The Weekly Word is a feature where I highlight a word that I stumbled over in a book, explain where it was found and what it actually means. Reading can expand your vocabulary as long as you don’t allow the same words to continue to trip you up.
In case you missed my more in depth explanation behind this feature, check out last week’s word, effluvium.
This week’s word is:
Where it was found:
It was found in the beginning of The Prince of Shadows by Rachel Caine, a bit of a retelling of Romeo and Juliet. It will be released on Tuesday, and I owe a review of it before then. (Off-topic advice: when requesting review copies, you should probably check which format it would be available in. I’m not very good at reading when it’s only available on my computer…) It was on page 23 of my electronic review copy.

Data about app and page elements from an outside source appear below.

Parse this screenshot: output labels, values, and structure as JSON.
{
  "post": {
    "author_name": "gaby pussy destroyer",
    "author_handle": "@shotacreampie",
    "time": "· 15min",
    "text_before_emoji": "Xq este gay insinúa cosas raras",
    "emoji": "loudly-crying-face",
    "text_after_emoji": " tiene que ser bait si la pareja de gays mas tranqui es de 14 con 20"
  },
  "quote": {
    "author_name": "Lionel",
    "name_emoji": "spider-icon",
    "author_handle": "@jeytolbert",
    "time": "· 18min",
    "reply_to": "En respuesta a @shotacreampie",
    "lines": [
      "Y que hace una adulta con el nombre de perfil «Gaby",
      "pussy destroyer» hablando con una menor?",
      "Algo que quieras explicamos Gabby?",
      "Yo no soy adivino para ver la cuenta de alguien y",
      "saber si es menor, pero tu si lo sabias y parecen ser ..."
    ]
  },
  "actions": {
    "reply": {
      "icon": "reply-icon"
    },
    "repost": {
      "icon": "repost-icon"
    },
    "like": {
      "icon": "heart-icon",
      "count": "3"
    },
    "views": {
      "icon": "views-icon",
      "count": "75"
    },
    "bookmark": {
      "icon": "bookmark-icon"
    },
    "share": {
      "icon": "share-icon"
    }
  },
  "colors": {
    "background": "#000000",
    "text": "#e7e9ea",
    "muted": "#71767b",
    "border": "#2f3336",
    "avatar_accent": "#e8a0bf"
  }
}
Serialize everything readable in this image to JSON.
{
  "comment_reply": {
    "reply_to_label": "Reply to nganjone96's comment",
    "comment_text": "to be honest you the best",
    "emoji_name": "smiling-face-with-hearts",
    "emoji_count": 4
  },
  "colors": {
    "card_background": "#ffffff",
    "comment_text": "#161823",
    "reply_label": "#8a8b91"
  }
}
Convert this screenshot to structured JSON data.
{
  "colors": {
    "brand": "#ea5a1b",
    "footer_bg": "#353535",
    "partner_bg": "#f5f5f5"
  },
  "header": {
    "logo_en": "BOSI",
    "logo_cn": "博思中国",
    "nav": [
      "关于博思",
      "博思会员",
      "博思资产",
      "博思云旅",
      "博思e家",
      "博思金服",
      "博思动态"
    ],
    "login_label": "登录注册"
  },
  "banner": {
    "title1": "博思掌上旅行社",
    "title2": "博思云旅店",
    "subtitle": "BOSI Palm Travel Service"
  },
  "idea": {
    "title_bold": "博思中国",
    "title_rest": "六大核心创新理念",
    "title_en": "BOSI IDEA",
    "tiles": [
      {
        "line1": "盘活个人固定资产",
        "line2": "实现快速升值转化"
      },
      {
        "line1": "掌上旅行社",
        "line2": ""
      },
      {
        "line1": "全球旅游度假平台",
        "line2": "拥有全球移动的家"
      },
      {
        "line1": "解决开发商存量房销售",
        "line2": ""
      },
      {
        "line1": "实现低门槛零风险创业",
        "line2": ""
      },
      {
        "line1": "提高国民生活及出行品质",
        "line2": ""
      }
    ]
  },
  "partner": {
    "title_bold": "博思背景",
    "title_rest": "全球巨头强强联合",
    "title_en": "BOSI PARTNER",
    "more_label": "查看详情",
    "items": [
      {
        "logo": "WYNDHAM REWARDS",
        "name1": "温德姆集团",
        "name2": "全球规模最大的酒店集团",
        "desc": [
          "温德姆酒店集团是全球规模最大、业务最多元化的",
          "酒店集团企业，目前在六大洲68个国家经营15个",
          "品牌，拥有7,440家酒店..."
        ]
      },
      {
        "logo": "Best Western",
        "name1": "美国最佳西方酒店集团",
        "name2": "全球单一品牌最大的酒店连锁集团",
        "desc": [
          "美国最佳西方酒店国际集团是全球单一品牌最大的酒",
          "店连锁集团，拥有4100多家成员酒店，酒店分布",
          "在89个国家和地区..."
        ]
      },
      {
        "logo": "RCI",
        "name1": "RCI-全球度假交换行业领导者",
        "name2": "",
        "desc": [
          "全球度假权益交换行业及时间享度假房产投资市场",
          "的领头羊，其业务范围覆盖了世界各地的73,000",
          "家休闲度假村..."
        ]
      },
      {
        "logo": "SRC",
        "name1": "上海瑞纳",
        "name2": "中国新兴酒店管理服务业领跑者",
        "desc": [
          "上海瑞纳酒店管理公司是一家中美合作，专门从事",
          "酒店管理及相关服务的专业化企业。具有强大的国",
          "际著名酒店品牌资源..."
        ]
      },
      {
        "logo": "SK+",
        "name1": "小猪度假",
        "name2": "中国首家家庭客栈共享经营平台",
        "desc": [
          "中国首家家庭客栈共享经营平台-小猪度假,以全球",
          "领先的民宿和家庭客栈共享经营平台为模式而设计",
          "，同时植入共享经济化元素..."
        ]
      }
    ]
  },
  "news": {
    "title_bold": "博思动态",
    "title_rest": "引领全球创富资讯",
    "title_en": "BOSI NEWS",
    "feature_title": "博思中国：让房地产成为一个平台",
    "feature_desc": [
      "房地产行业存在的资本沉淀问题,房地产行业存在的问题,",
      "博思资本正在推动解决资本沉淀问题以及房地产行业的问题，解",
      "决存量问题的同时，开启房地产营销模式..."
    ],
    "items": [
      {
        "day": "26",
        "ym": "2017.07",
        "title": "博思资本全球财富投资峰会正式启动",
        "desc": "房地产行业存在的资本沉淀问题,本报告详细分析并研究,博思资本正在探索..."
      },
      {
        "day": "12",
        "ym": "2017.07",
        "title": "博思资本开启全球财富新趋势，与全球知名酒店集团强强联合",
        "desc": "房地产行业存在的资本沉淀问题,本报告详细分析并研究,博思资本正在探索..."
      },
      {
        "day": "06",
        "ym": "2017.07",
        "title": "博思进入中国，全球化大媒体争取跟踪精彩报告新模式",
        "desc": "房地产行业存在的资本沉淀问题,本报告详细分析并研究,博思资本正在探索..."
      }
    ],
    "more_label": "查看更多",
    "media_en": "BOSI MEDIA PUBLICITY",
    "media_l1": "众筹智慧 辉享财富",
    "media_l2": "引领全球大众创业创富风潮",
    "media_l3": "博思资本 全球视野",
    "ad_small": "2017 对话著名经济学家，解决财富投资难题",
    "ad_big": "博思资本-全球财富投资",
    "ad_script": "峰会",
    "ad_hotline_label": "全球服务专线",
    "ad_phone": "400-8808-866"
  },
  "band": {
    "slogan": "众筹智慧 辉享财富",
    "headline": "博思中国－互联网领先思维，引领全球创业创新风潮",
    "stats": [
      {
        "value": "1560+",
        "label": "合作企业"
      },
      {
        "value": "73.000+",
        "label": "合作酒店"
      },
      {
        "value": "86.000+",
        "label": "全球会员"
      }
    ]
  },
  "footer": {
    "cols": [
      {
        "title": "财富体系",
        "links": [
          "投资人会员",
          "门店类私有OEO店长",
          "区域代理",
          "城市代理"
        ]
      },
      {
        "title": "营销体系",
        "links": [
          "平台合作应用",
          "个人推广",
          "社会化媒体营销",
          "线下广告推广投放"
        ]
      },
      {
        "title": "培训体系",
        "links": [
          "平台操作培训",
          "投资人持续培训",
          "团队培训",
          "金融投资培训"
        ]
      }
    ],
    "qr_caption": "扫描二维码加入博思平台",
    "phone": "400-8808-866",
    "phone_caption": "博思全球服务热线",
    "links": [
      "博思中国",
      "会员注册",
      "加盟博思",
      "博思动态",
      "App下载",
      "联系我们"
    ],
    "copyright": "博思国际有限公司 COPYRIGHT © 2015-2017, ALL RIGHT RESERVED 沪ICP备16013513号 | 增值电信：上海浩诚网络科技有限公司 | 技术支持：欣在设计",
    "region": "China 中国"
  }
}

“Do you dare mock me?”
“No.” I truly meant that. No one sane offered her direct insult. No one living could claim to have survived it.
She sat back with a doubting grunt and a frown. “If not mockery, then that gleam in your callow face must be hate.”
Of course it was. I hated her.
Why it confused me:
I guess I assumed that callow must mean gaunt, for some reason. But that didn’t seem right given the context. Did it mean hateful? Or perhaps cunning? There were too many ways I could take what was meant to discern the right meaning without looking it up.
What it means:
adj. (esp. of a young person) inexperienced and immature
Origin: Old English calu ‘bald’; probably from Latin calvus ‘bald.’ This was extended to mean ‘unfledged,’ which led to the present sense ‘immature.’